Most chronic sufferers of migraine pain are women. For many of them, the painful headaches are a daily event that can go on for years and years, as they did for for Kelly Amspacher.
"I would have shooting pains up the back of my head," she said. "I thought I was going to die. Throbbing, pulsating, feeling like spears are coming through my eyes."
Amspacher tried 44 different drugs that didn't work. Then, finally, success! She found a clinical trial run by headache specialist Dr. Stephen Silberstein.
"We get the worst of the worst," he said. "Their life is almost a continuous migraine hell."
Dr. Silberstein offered an exciting ray of hope in a new study using a tiny spaghetti-like wire. Called a neuro-stimulator, it acts like a pacemaker. It was implanted inside Kelly's body, below her hip.
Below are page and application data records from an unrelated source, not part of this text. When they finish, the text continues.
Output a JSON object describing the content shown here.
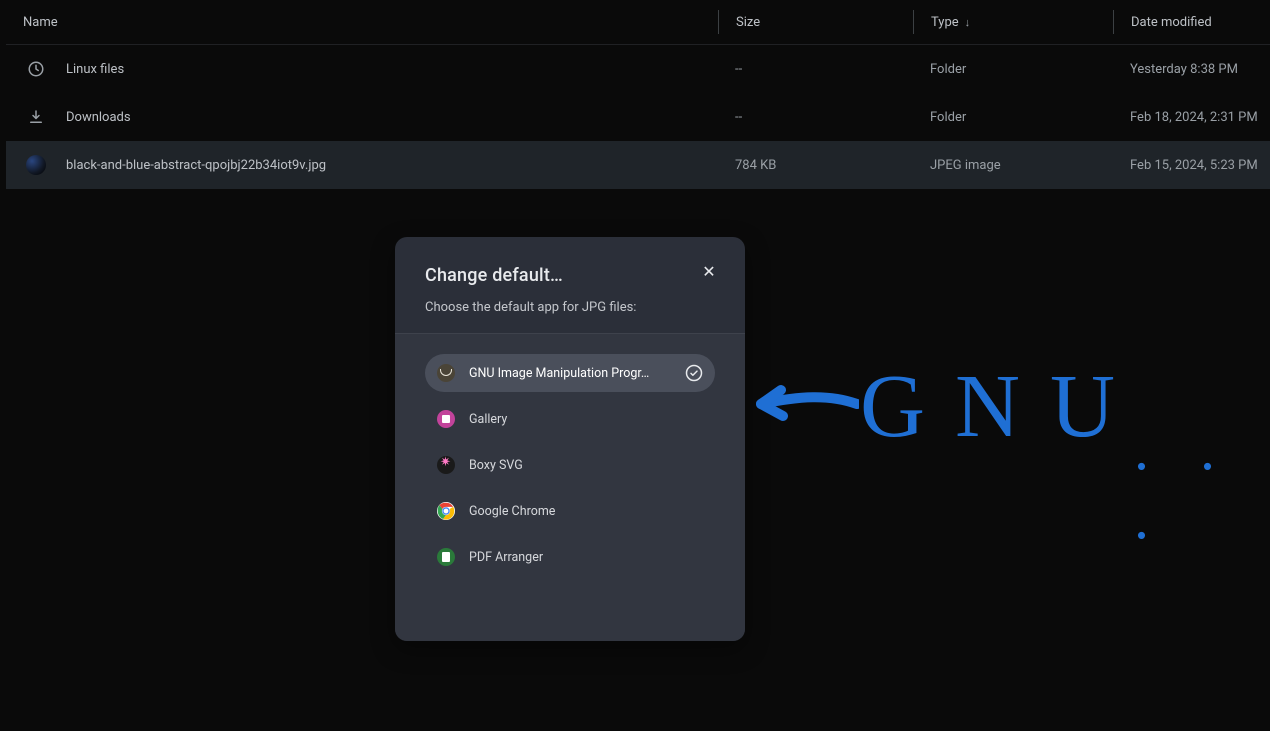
{
  "columns": {
    "name": "Name",
    "size": "Size",
    "type": "Type",
    "date": "Date modified"
  },
  "files": [
    {
      "icon": "clock",
      "name": "Linux files",
      "size": "--",
      "type": "Folder",
      "date": "Yesterday 8:38 PM",
      "selected": false
    },
    {
      "icon": "download",
      "name": "Downloads",
      "size": "--",
      "type": "Folder",
      "date": "Feb 18, 2024, 2:31 PM",
      "selected": false
    },
    {
      "icon": "thumb",
      "name": "black-and-blue-abstract-qpojbj22b34iot9v.jpg",
      "size": "784 KB",
      "type": "JPEG image",
      "date": "Feb 15, 2024, 5:23 PM",
      "selected": true
    }
  ],
  "dialog": {
    "title": "Change default…",
    "subtitle": "Choose the default app for JPG files:",
    "apps": [
      {
        "icon": "gimp",
        "label": "GNU Image Manipulation Progr…",
        "selected": true
      },
      {
        "icon": "gallery",
        "label": "Gallery",
        "selected": false
      },
      {
        "icon": "boxy",
        "label": "Boxy SVG",
        "selected": false
      },
      {
        "icon": "chrome",
        "label": "Google Chrome",
        "selected": false
      },
      {
        "icon": "pdf",
        "label": "PDF Arranger",
        "selected": false
      }
    ]
  },
  "annotation": {
    "text": "GNU",
    "dots": "…"
  }
}
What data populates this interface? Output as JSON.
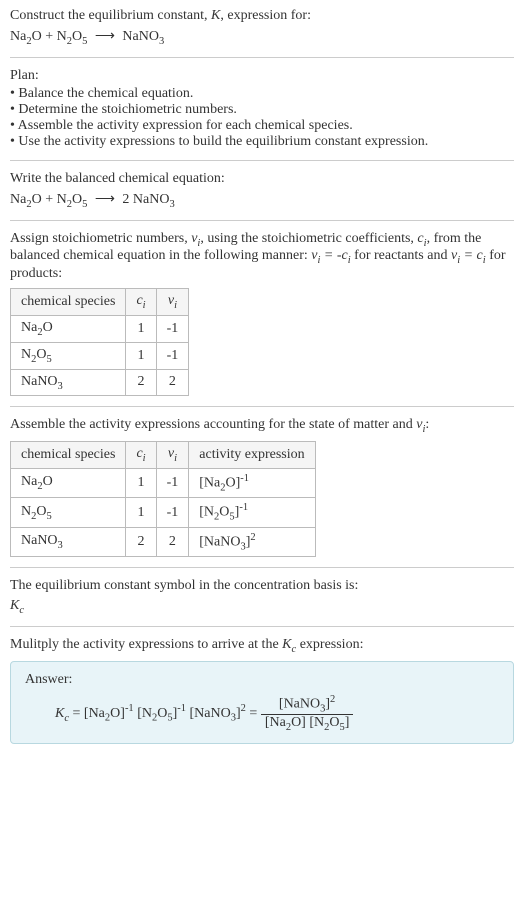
{
  "header": {
    "line1_prefix": "Construct the equilibrium constant, ",
    "line1_K": "K",
    "line1_suffix": ", expression for:"
  },
  "plan": {
    "title": "Plan:",
    "items": [
      "Balance the chemical equation.",
      "Determine the stoichiometric numbers.",
      "Assemble the activity expression for each chemical species.",
      "Use the activity expressions to build the equilibrium constant expression."
    ]
  },
  "balanced": {
    "title": "Write the balanced chemical equation:"
  },
  "stoich": {
    "intro_part1": "Assign stoichiometric numbers, ",
    "intro_part2": ", using the stoichiometric coefficients, ",
    "intro_part3": ", from the balanced chemical equation in the following manner: ",
    "intro_part4": " for reactants and ",
    "intro_part5": " for products:",
    "headers": {
      "species": "chemical species",
      "ci": "c",
      "vi": "ν"
    },
    "rows": [
      {
        "ci": "1",
        "vi": "-1"
      },
      {
        "ci": "1",
        "vi": "-1"
      },
      {
        "ci": "2",
        "vi": "2"
      }
    ]
  },
  "activity": {
    "intro_part1": "Assemble the activity expressions accounting for the state of matter and ",
    "intro_part2": ":",
    "headers": {
      "species": "chemical species",
      "ci": "c",
      "vi": "ν",
      "activity": "activity expression"
    },
    "rows": [
      {
        "ci": "1",
        "vi": "-1"
      },
      {
        "ci": "1",
        "vi": "-1"
      },
      {
        "ci": "2",
        "vi": "2"
      }
    ]
  },
  "constant": {
    "line1": "The equilibrium constant symbol in the concentration basis is:"
  },
  "multiply": {
    "intro_part1": "Mulitply the activity expressions to arrive at the ",
    "intro_part2": " expression:"
  },
  "answer": {
    "label": "Answer:"
  },
  "chart_data": {
    "type": "table",
    "reaction_unbalanced": "Na2O + N2O5 ⟶ NaNO3",
    "reaction_balanced": "Na2O + N2O5 ⟶ 2 NaNO3",
    "stoichiometric_table": {
      "columns": [
        "chemical species",
        "c_i",
        "ν_i"
      ],
      "rows": [
        [
          "Na2O",
          1,
          -1
        ],
        [
          "N2O5",
          1,
          -1
        ],
        [
          "NaNO3",
          2,
          2
        ]
      ]
    },
    "activity_table": {
      "columns": [
        "chemical species",
        "c_i",
        "ν_i",
        "activity expression"
      ],
      "rows": [
        [
          "Na2O",
          1,
          -1,
          "[Na2O]^-1"
        ],
        [
          "N2O5",
          1,
          -1,
          "[N2O5]^-1"
        ],
        [
          "NaNO3",
          2,
          2,
          "[NaNO3]^2"
        ]
      ]
    },
    "equilibrium_constant": "K_c = [Na2O]^-1 [N2O5]^-1 [NaNO3]^2 = [NaNO3]^2 / ([Na2O][N2O5])"
  }
}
Two wires were then threaded up her spine to the nerves at the base of her neck.
Whenever the migraine hits, she uses a remote control to send tiny electrical impulses to interrupt the pain signals shooting into her head.
"When I woke up from the anesthesia, I noticed that I didn't have any pain at all," she said.
No pain and a life back - a life she can now enjoy with her daughter.
"It has freed me immensely," she said. "It has given me my life back."
Like half of the other test subjects, Kelly's headaches are fewer and milder, but not all patients are responding as positively. The exact responses will be revealed when the clinical trials apply their findings for approval by the FDA.